Steve Harrington, security, 11th opener.
Harrington is the man with the magic clock. He decides when or if the big brown wooden door to the Blue Jays clubhouse opens. It usually opens around 3:30 before a night game, 10 minutes after a loss or when equipment manager Jeff Ross give the green light.
Harrington has worked the door for five years.
Jeff Ross, equipment manager, 41 openers.
Although we were only in Dunedin for four days this spring we didn’t see Ross because he was recovering from back surgery.
Ross lifted his shirt to show he was wearing a thick back brace. “How ‘bout this, I look like Ron Hunt.”
Hunt was hit 243 times, leading the majors six straight seasons (1968-73). The former Montreal Expos second baseman ranks sixth behind Hall of Famer Hughie Jennings, who was hit 287 times. Next on the list are Hall of Famer Craig Biggio (285), Tommy Tucker (272), Don Baylor (267) and Jason Kendall (254).
Paul Beeston, former president, 36 openers.
Beeston stopped by manager John Gibbons’ office to wish the skipper good luck.
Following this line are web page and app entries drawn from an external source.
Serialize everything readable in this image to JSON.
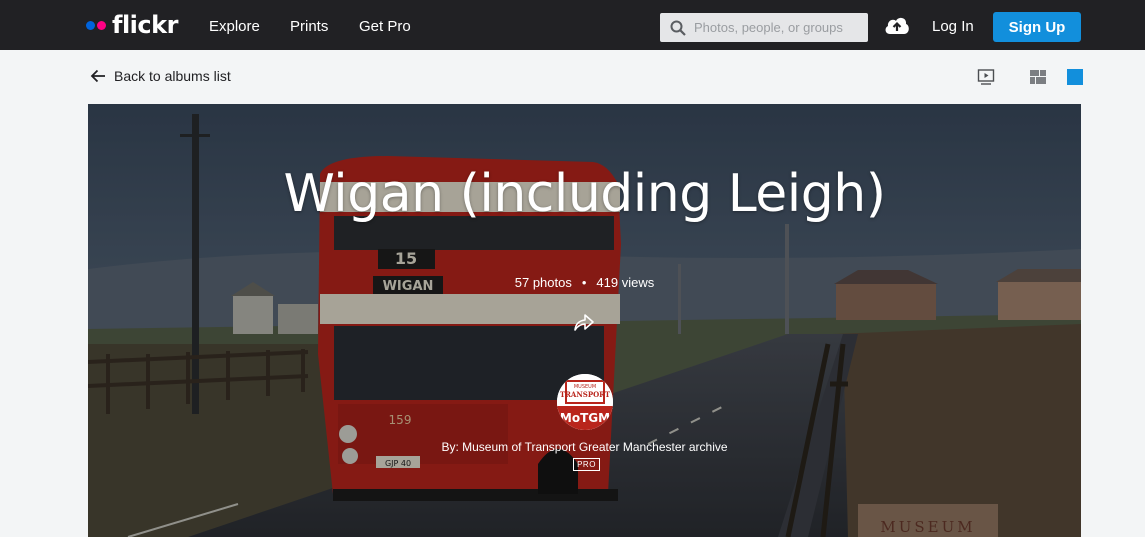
{
  "brand": {
    "name": "flickr",
    "dot_colors": [
      "#0063dc",
      "#ff0084"
    ]
  },
  "nav": {
    "explore": "Explore",
    "prints": "Prints",
    "get_pro": "Get Pro"
  },
  "search": {
    "placeholder": "Photos, people, or groups",
    "value": ""
  },
  "auth": {
    "login": "Log In",
    "signup": "Sign Up"
  },
  "subbar": {
    "back_label": "Back to albums list"
  },
  "album": {
    "title": "Wigan (including Leigh)",
    "photos": "57 photos",
    "separator": "•",
    "views": "419 views",
    "owner_byline": "By: Museum of Transport Greater Manchester archive",
    "pro_badge": "PRO"
  },
  "avatar_logo": {
    "line1": "MUSEUM",
    "line2": "TRANSPORT",
    "line3": "MoTGM"
  },
  "photo_text": {
    "route_number": "15",
    "destination": "WIGAN",
    "fleet_number": "159",
    "plate": "GJP 40",
    "sign": "MUSEUM"
  },
  "colors": {
    "accent": "#128fdc",
    "topbar": "#212124",
    "bus_red": "#b9251c",
    "active_view": "#128fdc"
  }
}
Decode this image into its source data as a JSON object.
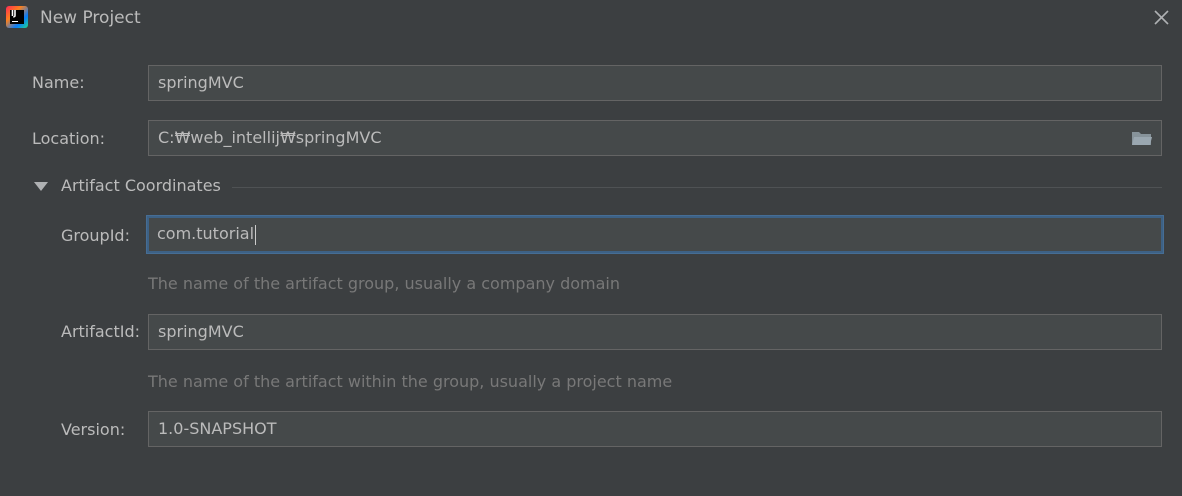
{
  "window": {
    "title": "New Project",
    "app_icon_text": "IJ",
    "icon": "intellij-idea-icon"
  },
  "form": {
    "name": {
      "label": "Name:",
      "value": "springMVC"
    },
    "location": {
      "label": "Location:",
      "value": "C:₩web_intellij₩springMVC",
      "browse_icon": "folder-icon"
    },
    "artifact_section": {
      "label": "Artifact Coordinates",
      "expanded": true
    },
    "group_id": {
      "label": "GroupId:",
      "value": "com.tutorial",
      "hint": "The name of the artifact group, usually a company domain"
    },
    "artifact_id": {
      "label": "ArtifactId:",
      "value": "springMVC",
      "hint": "The name of the artifact within the group, usually a project name"
    },
    "version": {
      "label": "Version:",
      "value": "1.0-SNAPSHOT"
    }
  },
  "colors": {
    "background": "#3c3f41",
    "field_background": "#45494a",
    "focus_border": "#3d6185",
    "hint_text": "#787878"
  }
}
Len Frejlich, visiting clubhouse manager, 41 openers.
Frejlich started in 1977 working in the ticket office before moving to the visiting clubhouse.
Mario Coutinho, vice president, stadium operations and security, 35 openers.
Coutinho was on his walkie-talkie and walking three hours before first pitch as he always is moving from one area to another.
Perry Silverman, visiting clubhouse attendant, first opener.
Silverman is the son of the legendary John Silverman, who runs the clubhouse of the Florida Marlins after doing the same for the Montreal Expos.
Perry Silverman was a speedy outfielder for Mike McRae’s Canisius Golden Griffs and now he is following in his father’s footsteps.
Dante De Caria, media intern, first opener.
De Caria is on loan from Algonquin College in Ottawa where he graduated from St. Pat’s high school and was taught by Mike Kusiewicz, the left-hander who spent 10 years in the minors, four more in Independent ball and pitched for Team Canada.
Last season Mike Nellis and De Caria broadcast the Ottawa Champions games as well as having a show Around The Diamond on itunes. De Caria said TSN’s Scott (162) MacArthur helped him get the job in Toronto.
Benjamin Warn, stationed at CFB Trenton, first opener.
The 6-foot-8, 315-pound Warn was easy to spot towering above the crowd. He was one of 150 military women and men who helped unfold the giant Maple Leaf ... both at 11 AM practice and just before our anthem was sung.
And where was Warn standing? “Right by the stem,” he said, who played high school football at Sarnia Collegiate Institute & Technical School. Warn says his plan was to enter the military and then look for work in police force, but the people are “so nice” in the service he might stay.
Holly Gentemann, manager, community marketing and player relations, 14 years.
Gentemann was also walking along the concourse and looking relaxed. The new mother is on maternity leave and the home opener was her first night away from her three-month old Chloe and first time ever sitting in the stands. Her pal from Kingston, Daphne Sword, accompanied her to the game. Responsible for on field happenings pre-game, Gentemann was not the usual customer in the sold out Rogers Centre.
“I was trying to follow along, see what Marnie Starkman (who runs the show from the control room in the scoreboard) was going to do next,” said Gentemann, as Josh Donaldson was presented awards from the 2016 season, the giant Maple Leaf appeared and the anthem were sung.
Gentemann ran into Jeremy Boersna earlier. The two had not seen each other since Grade 13 at Queen Elizabeth Collegiate (also known as Kingston’s second-best HS, behind my school, KCVI). We spoke about the loss of Gary Lavallee, the legendary hockey player and how this summer Kingston is celebrating the 50th anniversary of the Kingston Aces winning the OHA, the Kingston Merchants taking the intermediate title and the Kingston Ponies winning the OBA senior title (for the first time since 1932) beating the Orillia Majors.
As Jim Bouton used to write ... it was opening night not Opening Night and to some in sales with the Jays it was the Honda Home Opener.